Students walked into school on a sunny June morning, expecting another boring day of final exams. To their surprise, what they encountered instead was the opposite of boring. Plastered on the walls, displayed on the ceiling and even drawn out on the concrete were photographs of Nelson Mandela and a Gucci purse. Junior Cameron Bassir began the Gucci Mandela phenomenon that caught the attention of his peers and rapidly took over the school. He started this anomaly as a sophomore and is still continuing the antics to this day.
“I believe Gucci Mandela stands for many things,” said Bassir. “It mainly stands for having fun, being yourself and pushing the limits.” Bassir, a self-proclaimed rebel, covered the school hallways with approximately 500 posters.
South American flags, Gucci logos and photos of Anti-Apartheid Movement leader Nelson Mandela were everywhere – and the entire school was buzzing. Bassir, vehemently committed to his project, even had t-shirts made. Bassir created the name of his new persona when he accidentally said the two words together. To his surprise, the Gucci Mandela sensation had soon reached a level of popularity where everyone knew his alter-ego. Bassir always dreamed of becoming a superhero as a kid, and now feels he has reached that level of success. He is leading a double life—by day he is Gucci Mandela; by night, the ordinary Cameron Bassir.
“I’m like Hannah Montana and Miley Cyrus; you get the best of both worlds,” said Bassir.
When he is not busy living as Gucci Mandela, Bassir is just a regular teenager. He enjoys basketball, cars and winning over girls’ hearts.
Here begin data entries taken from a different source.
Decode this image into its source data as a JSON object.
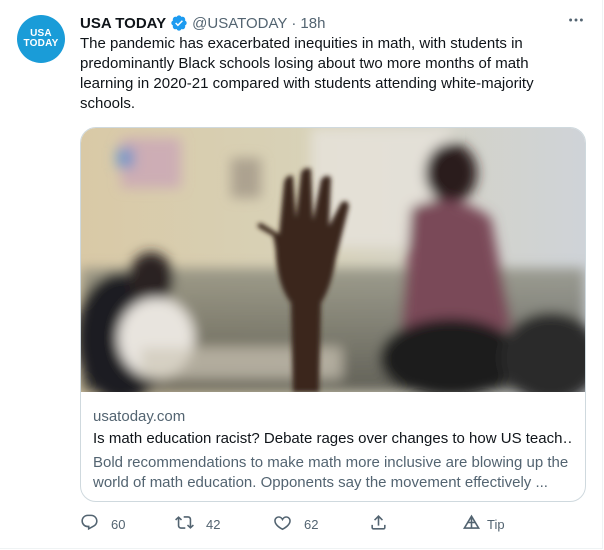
{
  "account": {
    "avatar_line1": "USA",
    "avatar_line2": "TODAY",
    "name": "USA TODAY",
    "handle": "@USATODAY",
    "separator": "·",
    "time": "18h"
  },
  "tweet": {
    "text_lines": [
      "The pandemic has exacerbated inequities in math, with students in",
      "predominantly Black schools losing about two more months of math",
      "learning in 2020-21 compared with students attending white-majority",
      "schools."
    ]
  },
  "card": {
    "domain": "usatoday.com",
    "title": "Is math education racist? Debate rages over changes to how US teach…",
    "description_lines": [
      "Bold recommendations to make math more inclusive are blowing up the",
      "world of math education. Opponents say the movement effectively ..."
    ]
  },
  "actions": {
    "replies": "60",
    "retweets": "42",
    "likes": "62",
    "tip_label": "Tip"
  },
  "colors": {
    "brand": "#1a9cd8",
    "text_primary": "#0f1419",
    "text_secondary": "#536471",
    "verified": "#1d9bf0",
    "border": "#cfd9de"
  }
}
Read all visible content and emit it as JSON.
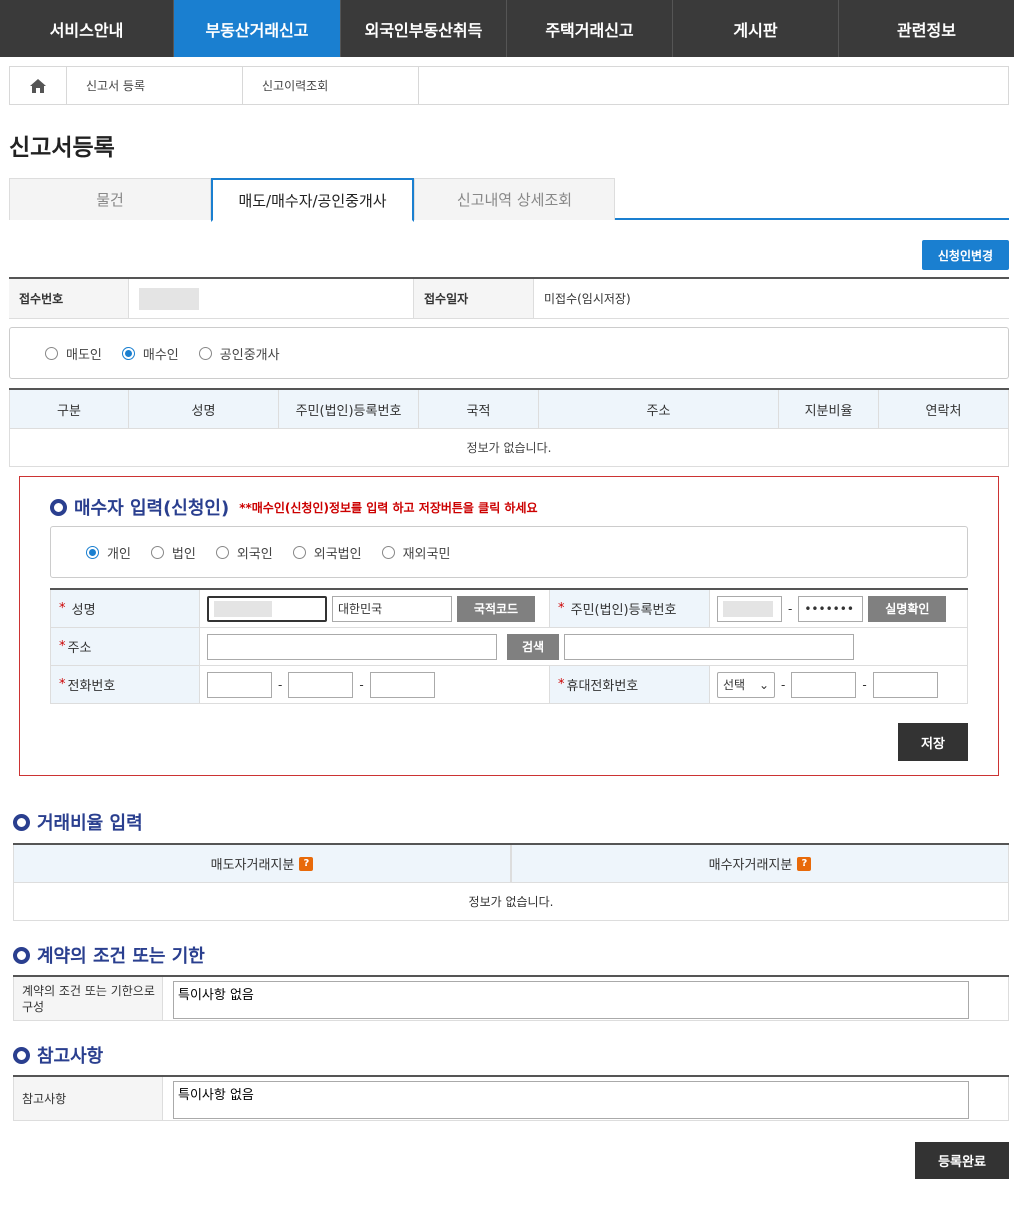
{
  "nav": {
    "items": [
      {
        "label": "서비스안내",
        "active": false
      },
      {
        "label": "부동산거래신고",
        "active": true
      },
      {
        "label": "외국인부동산취득",
        "active": false
      },
      {
        "label": "주택거래신고",
        "active": false
      },
      {
        "label": "게시판",
        "active": false
      },
      {
        "label": "관련정보",
        "active": false
      }
    ]
  },
  "breadcrumb": {
    "home_icon": "home-icon",
    "items": [
      "신고서 등록",
      "신고이력조회"
    ]
  },
  "page_title": "신고서등록",
  "tabs": [
    {
      "label": "물건",
      "active": false
    },
    {
      "label": "매도/매수자/공인중개사",
      "active": true
    },
    {
      "label": "신고내역 상세조회",
      "active": false
    }
  ],
  "change_applicant_label": "신청인변경",
  "receipt": {
    "number_label": "접수번호",
    "number_value": "",
    "date_label": "접수일자",
    "date_value": "미접수(임시저장)"
  },
  "roles": {
    "options": [
      "매도인",
      "매수인",
      "공인중개사"
    ],
    "selected": "매수인"
  },
  "party_table": {
    "headers": [
      "구분",
      "성명",
      "주민(법인)등록번호",
      "국적",
      "주소",
      "지분비율",
      "연락처"
    ],
    "empty_text": "정보가 없습니다."
  },
  "buyer": {
    "title": "매수자 입력(신청인)",
    "hint": "**매수인(신청인)정보를 입력 하고 저장버튼을 클릭 하세요",
    "person_types": [
      "개인",
      "법인",
      "외국인",
      "외국법인",
      "재외국민"
    ],
    "person_selected": "개인",
    "fields": {
      "name_label": "성명",
      "nationality_value": "대한민국",
      "nationality_btn": "국적코드",
      "rrn_label": "주민(법인)등록번호",
      "rrn_back": "•••••••",
      "verify_btn": "실명확인",
      "address_label": "주소",
      "search_btn": "검색",
      "phone_label": "전화번호",
      "mobile_label": "휴대전화번호",
      "mobile_select": "선택",
      "dash": "-"
    },
    "save_label": "저장"
  },
  "ratio": {
    "title": "거래비율 입력",
    "seller_header": "매도자거래지분",
    "buyer_header": "매수자거래지분",
    "help_icon": "?",
    "empty_text": "정보가 없습니다."
  },
  "terms": {
    "title": "계약의 조건 또는 기한",
    "label": "계약의 조건 또는 기한으로 구성",
    "value": "특이사항 없음"
  },
  "notes": {
    "title": "참고사항",
    "label": "참고사항",
    "value": "특이사항 없음"
  },
  "submit_label": "등록완료",
  "colors": {
    "nav_bg": "#3a3a3a",
    "accent": "#1a7fd0",
    "section_title": "#2a3f8f",
    "required": "#cc0000"
  }
}
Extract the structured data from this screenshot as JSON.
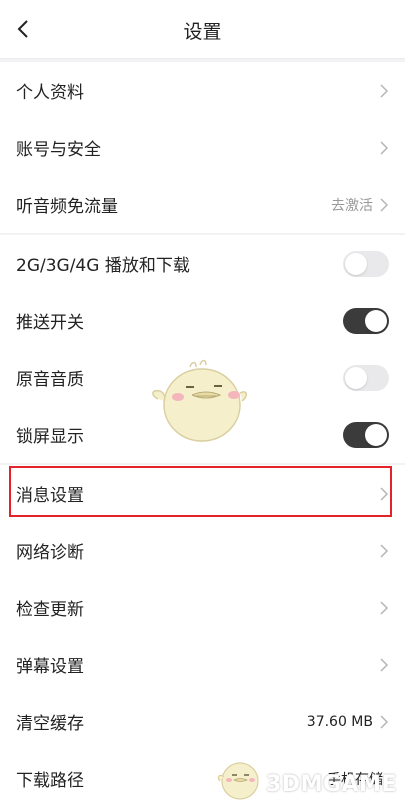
{
  "header": {
    "title": "设置",
    "back_icon": "chevron-left-icon"
  },
  "settings": {
    "profile": "个人资料",
    "account_security": "账号与安全",
    "free_data": {
      "label": "听音频免流量",
      "value": "去激活"
    },
    "mobile_play": {
      "label": "2G/3G/4G 播放和下载",
      "enabled": false
    },
    "push": {
      "label": "推送开关",
      "enabled": true
    },
    "original_quality": {
      "label": "原音音质",
      "enabled": false
    },
    "lockscreen": {
      "label": "锁屏显示",
      "enabled": true
    },
    "message_settings": "消息设置",
    "network_diag": "网络诊断",
    "check_update": "检查更新",
    "danmaku": "弹幕设置",
    "clear_cache": {
      "label": "清空缓存",
      "value": "37.60 MB"
    },
    "download_path": {
      "label": "下载路径",
      "value": "手机存储"
    }
  },
  "colors": {
    "highlight": "#e5212a",
    "toggle_on": "#3b3b3b",
    "toggle_off": "#e9e9eb"
  },
  "watermark": {
    "text": "3DMGAME"
  }
}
Despite his busy schedule, Bassir promises that Gucci Mandela will make a return for his junior year.
“My future plans are to take over, like a revolution. Just know I’ll be back,” said Bassir. “Stay Gucci, Calabasas.”